Other forms of extremism do not seem to be very important sources of violence at present. Around 15 foreign fighters of ex-communist and pan-Slavic background were or still are active in the separatist groups in Donbas. In 2014-2016, several arson attacks against property, mostly police cars, were committed by the anarchist group Network of Revolutionary Cells (SRB). Anti-Fascist Action (AFA) and anarchist structures have the capability to confront right-wing extremist rallies. Several individual or small cell hate crimes were committed by Roma people against ethnic Czechs.
Polarization of society and strong anti-EU attitudes among the wider population, mostly due to European migration policy, and disputes about relations with Russia and China could cause violent incidents in the future.
In addition, parts of the traditional right-wing extremist scene remain possible sources of militancy, especially among football hooligans and right-wing activists in martial arts clubs.
Non-governmental home guards and vigilante patrols, sometimes with links to the army, the police or various security agencies, represent a latent challenge to the state violence on monopoly.
Furthermore, individual cases of violence can be connected with the left-wing extremist, eco-extremist or ethnic-extremist scenes. The violent impact of the Kurdish-Turkish conflict does not exclude Czech territory.

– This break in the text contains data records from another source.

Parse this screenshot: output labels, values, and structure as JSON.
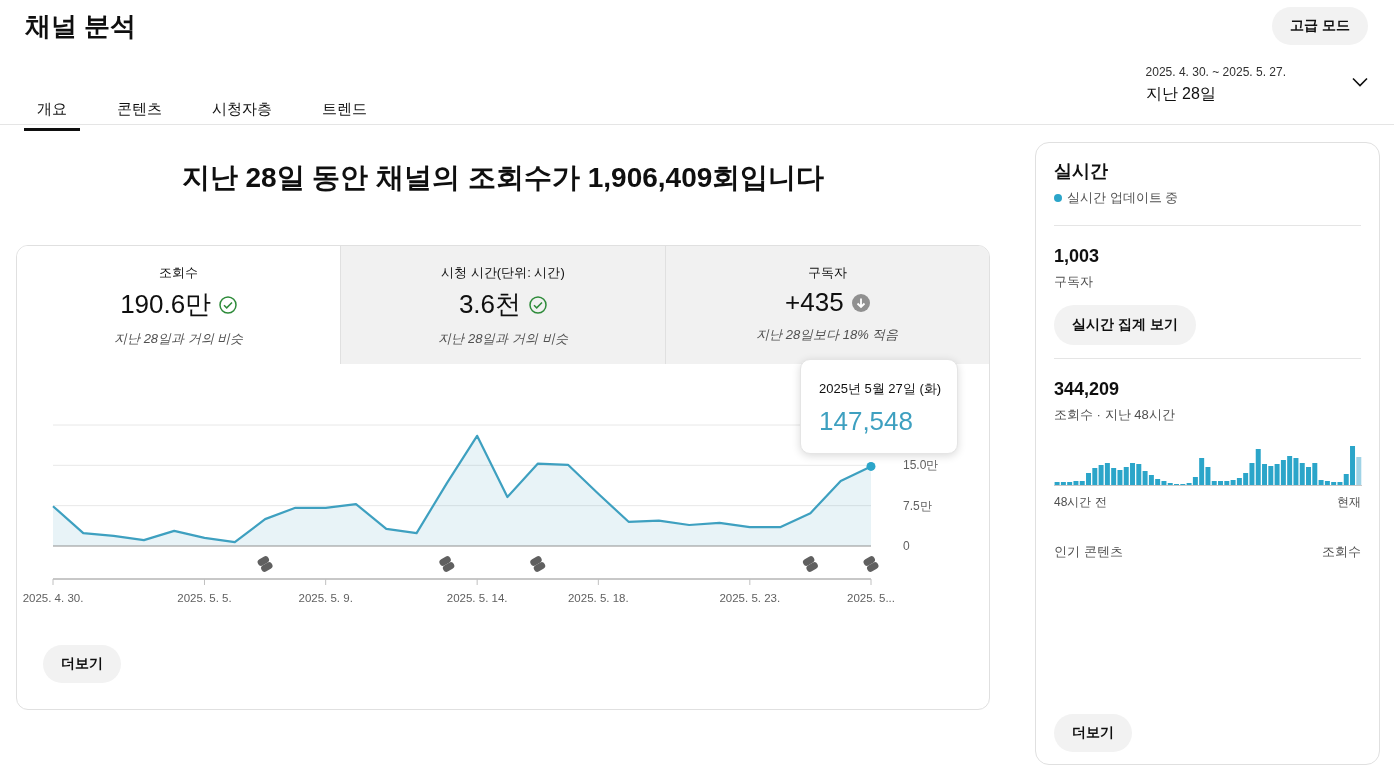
{
  "header": {
    "title": "채널 분석",
    "advanced_button": "고급 모드"
  },
  "tabs": [
    {
      "label": "개요",
      "selected": true
    },
    {
      "label": "콘텐츠",
      "selected": false
    },
    {
      "label": "시청자층",
      "selected": false
    },
    {
      "label": "트렌드",
      "selected": false
    }
  ],
  "date_range": {
    "dates": "2025. 4. 30. ~ 2025. 5. 27.",
    "period": "지난 28일"
  },
  "headline": "지난 28일 동안 채널의 조회수가 1,906,409회입니다",
  "metrics": [
    {
      "label": "조회수",
      "value": "190.6만",
      "kind": "similar",
      "comparison": "지난 28일과 거의 비슷",
      "selected": true
    },
    {
      "label": "시청 시간(단위: 시간)",
      "value": "3.6천",
      "kind": "similar",
      "comparison": "지난 28일과 거의 비슷",
      "selected": false
    },
    {
      "label": "구독자",
      "value": "+435",
      "kind": "down",
      "comparison": "지난 28일보다 18% 적음",
      "selected": false
    }
  ],
  "chart": {
    "tooltip": {
      "date": "2025년 5월 27일 (화)",
      "value": "147,548"
    },
    "chart_data": {
      "type": "area",
      "categories": [
        "2025. 4. 30.",
        null,
        null,
        null,
        null,
        "2025. 5. 5.",
        null,
        null,
        null,
        "2025. 5. 9.",
        null,
        null,
        null,
        null,
        "2025. 5. 14.",
        null,
        null,
        null,
        "2025. 5. 18.",
        null,
        null,
        null,
        null,
        "2025. 5. 23.",
        null,
        null,
        null,
        "2025. 5..."
      ],
      "series": [
        {
          "color": "#3ea0c0",
          "values": [
            7.4,
            2.4,
            1.9,
            1.1,
            2.8,
            1.5,
            0.7,
            5.0,
            7.1,
            7.1,
            7.8,
            3.2,
            2.4,
            11.7,
            20.5,
            9.1,
            15.3,
            15.1,
            9.7,
            4.5,
            4.7,
            3.9,
            4.3,
            3.5,
            3.5,
            6.1,
            12.1,
            14.8
          ]
        }
      ],
      "ylim": [
        0,
        22.5
      ],
      "yticks": [
        {
          "value": 0,
          "label": "0"
        },
        {
          "value": 7.5,
          "label": "7.5만"
        },
        {
          "value": 15,
          "label": "15.0만"
        }
      ]
    }
  },
  "more_button": "더보기",
  "realtime": {
    "title": "실시간",
    "status": "실시간 업데이트 중",
    "subscribers": {
      "value": "1,003",
      "label": "구독자"
    },
    "realtime_button": "실시간 집계 보기",
    "views": {
      "value": "344,209",
      "label": "조회수 · 지난 48시간"
    },
    "range_start": "48시간 전",
    "range_end": "현재",
    "top_content": {
      "label": "인기 콘텐츠",
      "column": "조회수"
    },
    "more_button": "더보기"
  }
}
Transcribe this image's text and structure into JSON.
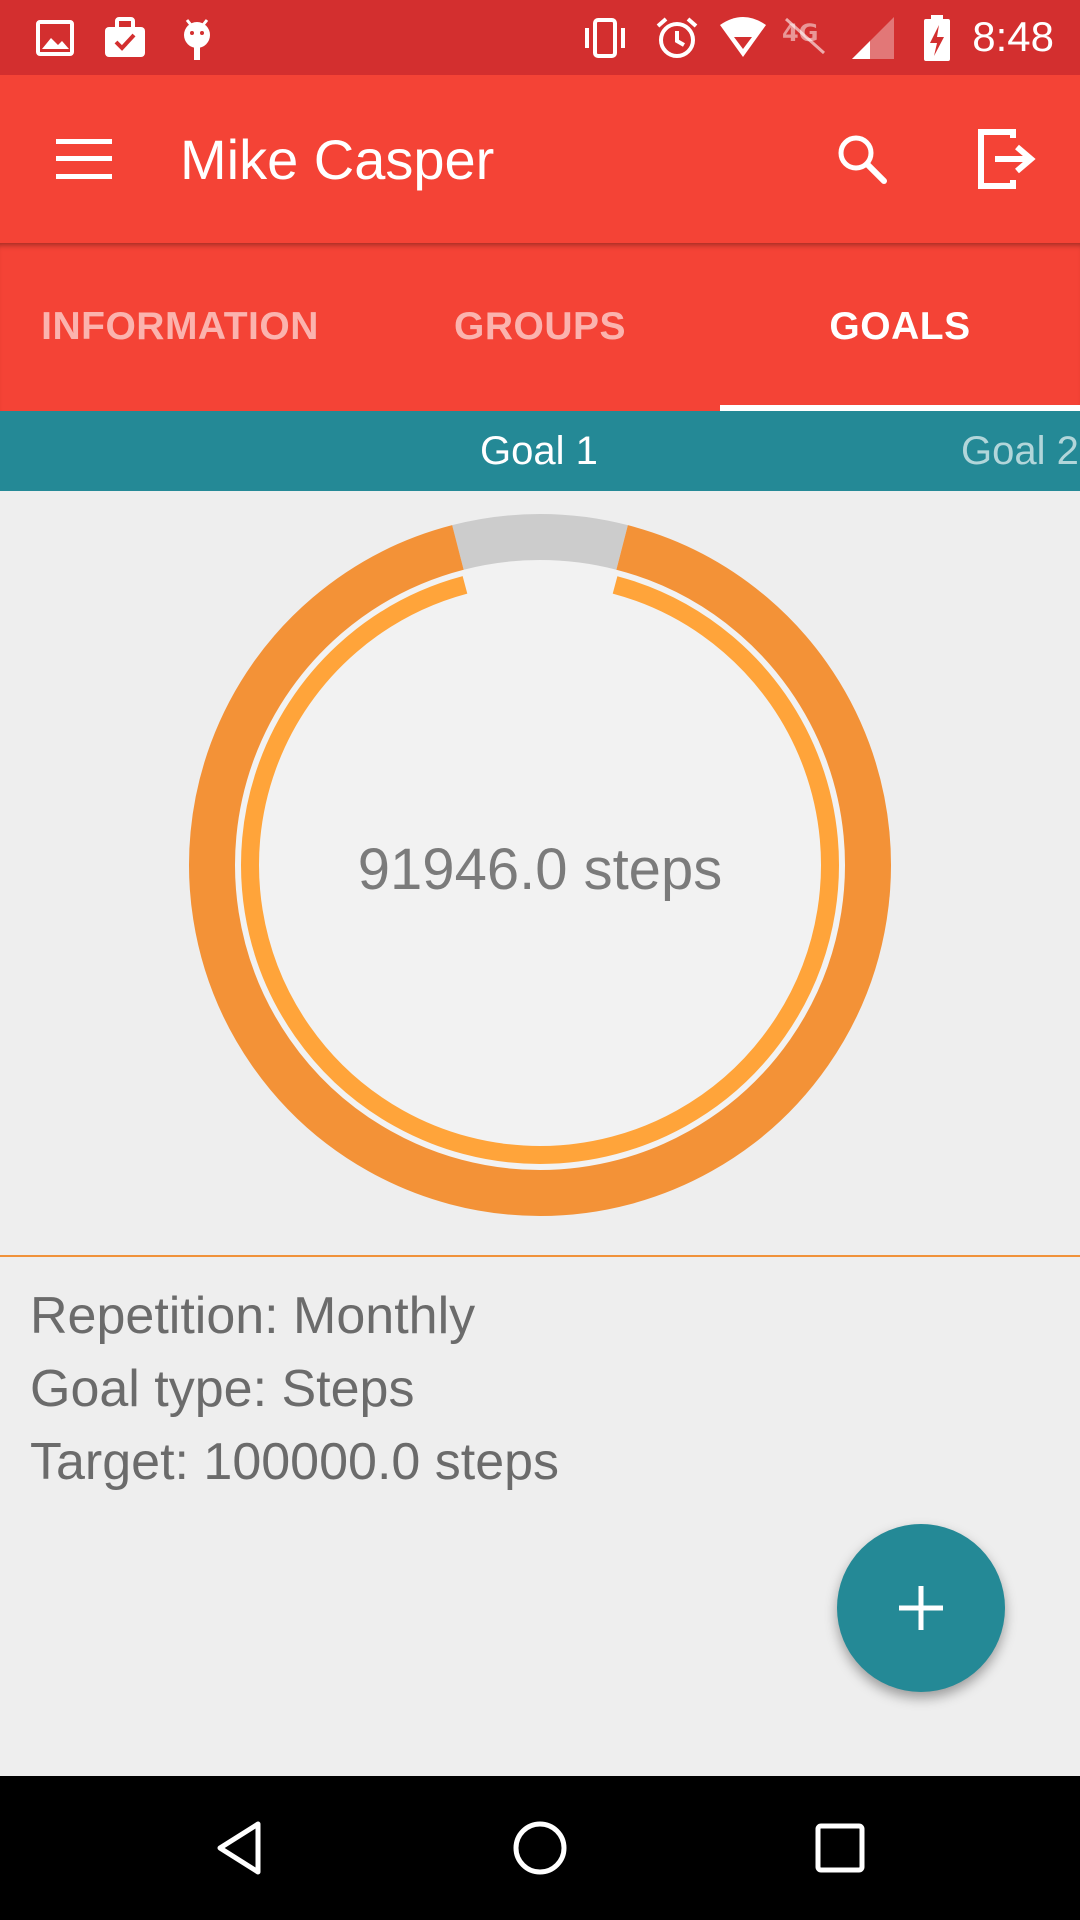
{
  "status_bar": {
    "time": "8:48",
    "left_icons": [
      "image-icon",
      "briefcase-check-icon",
      "android-icon"
    ],
    "right_icons": [
      "vibrate-icon",
      "alarm-icon",
      "wifi-icon",
      "network-4g-off-icon",
      "signal-icon",
      "battery-charging-icon"
    ]
  },
  "toolbar": {
    "title": "Mike Casper",
    "menu_icon": "menu-icon",
    "search_icon": "search-icon",
    "logout_icon": "logout-icon"
  },
  "tabs": [
    {
      "label": "INFORMATION",
      "active": false
    },
    {
      "label": "GROUPS",
      "active": false
    },
    {
      "label": "GOALS",
      "active": true
    }
  ],
  "goal_tabs": [
    {
      "label": "Goal 1",
      "active": true
    },
    {
      "label": "Goal 2",
      "active": false
    }
  ],
  "progress": {
    "value_text": "91946.0 steps",
    "current": 91946.0,
    "target": 100000.0
  },
  "details": {
    "repetition": "Repetition: Monthly",
    "goal_type": "Goal type: Steps",
    "target": "Target: 100000.0 steps"
  },
  "fab": {
    "icon": "plus-icon"
  },
  "nav_bar": {
    "icons": [
      "back-icon",
      "home-icon",
      "recents-icon"
    ]
  },
  "colors": {
    "status_bar": "#d32f2f",
    "primary": "#f44336",
    "accent": "#248996",
    "progress_outer": "#f39237",
    "progress_inner": "#ffa43a",
    "track": "#cccccc"
  }
}
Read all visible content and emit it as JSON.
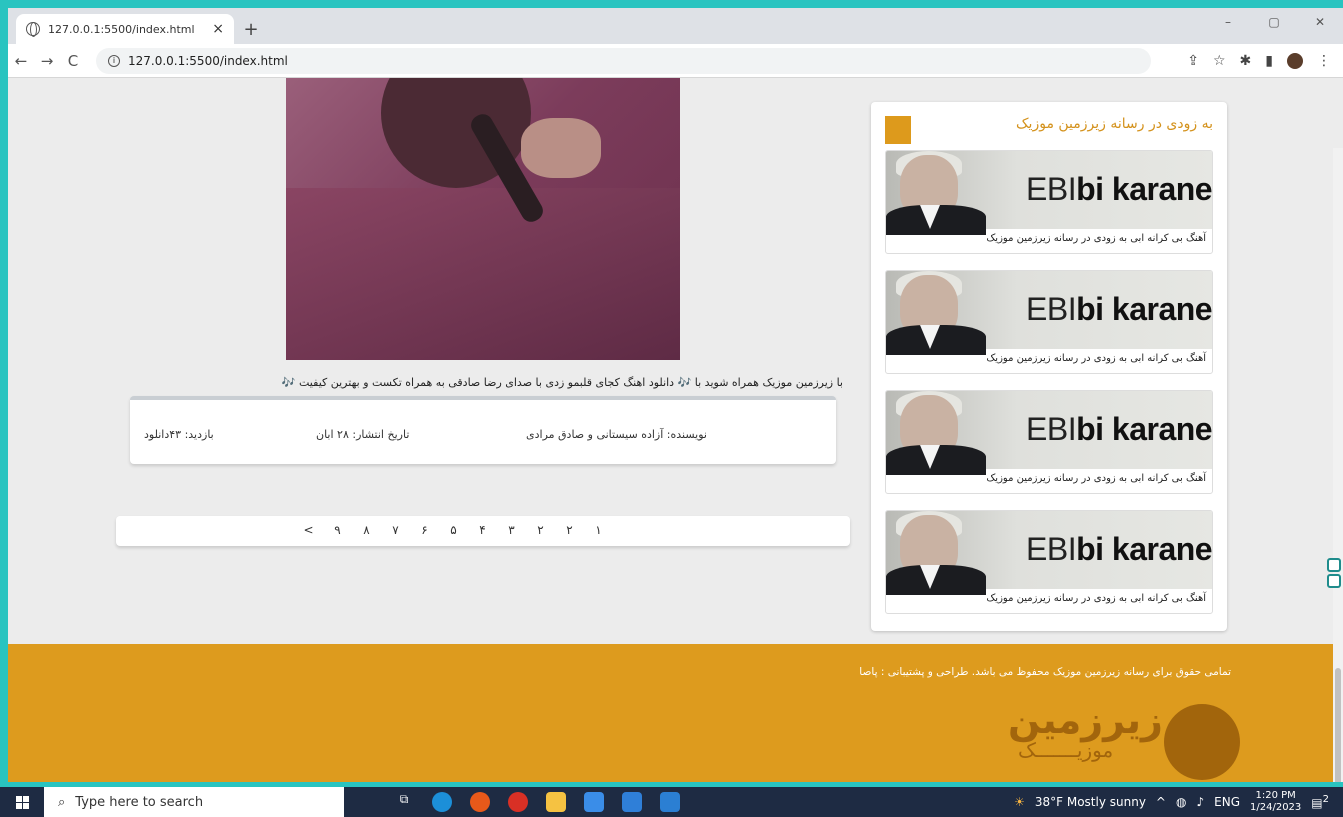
{
  "browser": {
    "tab_title": "127.0.0.1:5500/index.html",
    "tab_close": "×",
    "new_tab": "+",
    "url": "127.0.0.1:5500/index.html",
    "back": "←",
    "forward": "→",
    "reload": "C",
    "win_min": "–",
    "win_max": "▢",
    "win_close": "✕"
  },
  "post": {
    "description": "با زیرزمین موزیک همراه شوید با 🎶 دانلود اهنگ کجای قلبمو زدی با صدای رضا صادقی به همراه تکست و بهترین کیفیت 🎶",
    "author": "نویسنده: آزاده سیستانی و صادق مرادی",
    "date": "تاریخ انتشار: ۲۸ ابان",
    "views": "بازدید: ۴۳دانلود"
  },
  "pagination": [
    "<",
    "۹",
    "۸",
    "۷",
    "۶",
    "۵",
    "۴",
    "۳",
    "۲",
    "۲",
    "۱"
  ],
  "sidebar": {
    "title": "به زودی در رسانه زیرزمین موزیک",
    "cards": [
      {
        "brand_thin": "EBI",
        "brand_bold": "bi karane",
        "caption": "آهنگ بی کرانه ابی به زودی در رسانه زیرزمین موزیک"
      },
      {
        "brand_thin": "EBI",
        "brand_bold": "bi karane",
        "caption": "آهنگ بی کرانه ابی به زودی در رسانه زیرزمین موزیک"
      },
      {
        "brand_thin": "EBI",
        "brand_bold": "bi karane",
        "caption": "آهنگ بی کرانه ابی به زودی در رسانه زیرزمین موزیک"
      },
      {
        "brand_thin": "EBI",
        "brand_bold": "bi karane",
        "caption": "آهنگ بی کرانه ابی به زودی در رسانه زیرزمین موزیک"
      }
    ]
  },
  "footer": {
    "copyright": "تمامی حقوق برای رسانه زیرزمین موزیک محفوظ می باشد. طراحی و پشتیبانی : پاصا",
    "logo_main": "زیرزمین",
    "logo_sub": "موزیـــــــک"
  },
  "taskbar": {
    "search_placeholder": "Type here to search",
    "weather": "38°F  Mostly sunny",
    "lang": "ENG",
    "time": "1:20 PM",
    "date": "1/24/2023",
    "notif_count": "2"
  },
  "colors": {
    "accent": "#dd9b1e",
    "logo": "#a2650c"
  }
}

Recently, the government has paid most attention to the possible radicalization of members of the Muslim community. Prison communities and petty crime gangs from Central Asia, the Caucasus and the MENA region in the Czech Republic merit concern due to possible connections with Islamic extremism. A specific threat is connected with the traditionally strong pro-Israel policy of the Czech Republic and important Jewish and Western tourism to the country. Tourists and Czech citizens alike may be targeted by international terrorist groups.
In sum, the situation in the Czech Republic is generally “quiet” in comparison with the levels of violence in some countries in the Central European region, such as Germany, Austria, and Poland. However, tensions in society, risk developments in several groups, and the interests of global terrorists could lead to more serious violent extremism in the future, with a wider scope. For this reason, the Czech Republic permanently improves its counter-extremist capabilities and in 2018 the national Czech Radicalisation Awareness Network was established by the Ministry of Interior.